> _WHAT THIS TASK INVOLVES_
Every entry must be output exactly as it is written.

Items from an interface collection

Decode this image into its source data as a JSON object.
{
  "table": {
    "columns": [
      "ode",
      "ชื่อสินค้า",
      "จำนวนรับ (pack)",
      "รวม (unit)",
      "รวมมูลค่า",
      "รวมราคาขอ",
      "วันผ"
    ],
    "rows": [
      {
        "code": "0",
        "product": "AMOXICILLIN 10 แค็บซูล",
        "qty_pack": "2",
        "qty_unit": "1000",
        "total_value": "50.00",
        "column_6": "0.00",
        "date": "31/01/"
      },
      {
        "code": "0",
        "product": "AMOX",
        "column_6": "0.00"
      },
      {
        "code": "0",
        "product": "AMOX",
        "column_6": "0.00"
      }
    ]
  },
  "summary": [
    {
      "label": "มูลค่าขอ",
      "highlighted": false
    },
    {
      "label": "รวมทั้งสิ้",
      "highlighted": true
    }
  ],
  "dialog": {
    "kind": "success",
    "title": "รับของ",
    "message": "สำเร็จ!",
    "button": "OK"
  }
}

> _EXPECTED ANSWER_
Decode this image into its source data as a JSON object.
{
  "table": {
    "columns": [
      "ode",
      "ชื่อสินค้า",
      "จำนวนรับ (pack)",
      "รวม (unit)",
      "รวมมูลค่า",
      "รวมราคาขอ",
      "วันผ"
    ],
    "rows": [
      {
        "code": "0",
        "product": "AMOXICILLIN 10 แค็บซูล",
        "qty_pack": "2",
        "qty_unit": "1000",
        "total_value": "50.00",
        "column_6": "0.00",
        "date": "31/01/"
      },
      {
        "code": "0",
        "product": "AMOX",
        "column_6": "0.00"
      },
      {
        "code": "0",
        "product": "AMOX",
        "column_6": "0.00"
      }
    ]
  },
  "summary": [
    {
      "label": "มูลค่าขอ",
      "highlighted": false
    },
    {
      "label": "รวมทั้งสิ้",
      "highlighted": true
    }
  ],
  "dialog": {
    "kind": "success",
    "title": "รับของ",
    "message": "สำเร็จ!",
    "button": "OK"
  }
}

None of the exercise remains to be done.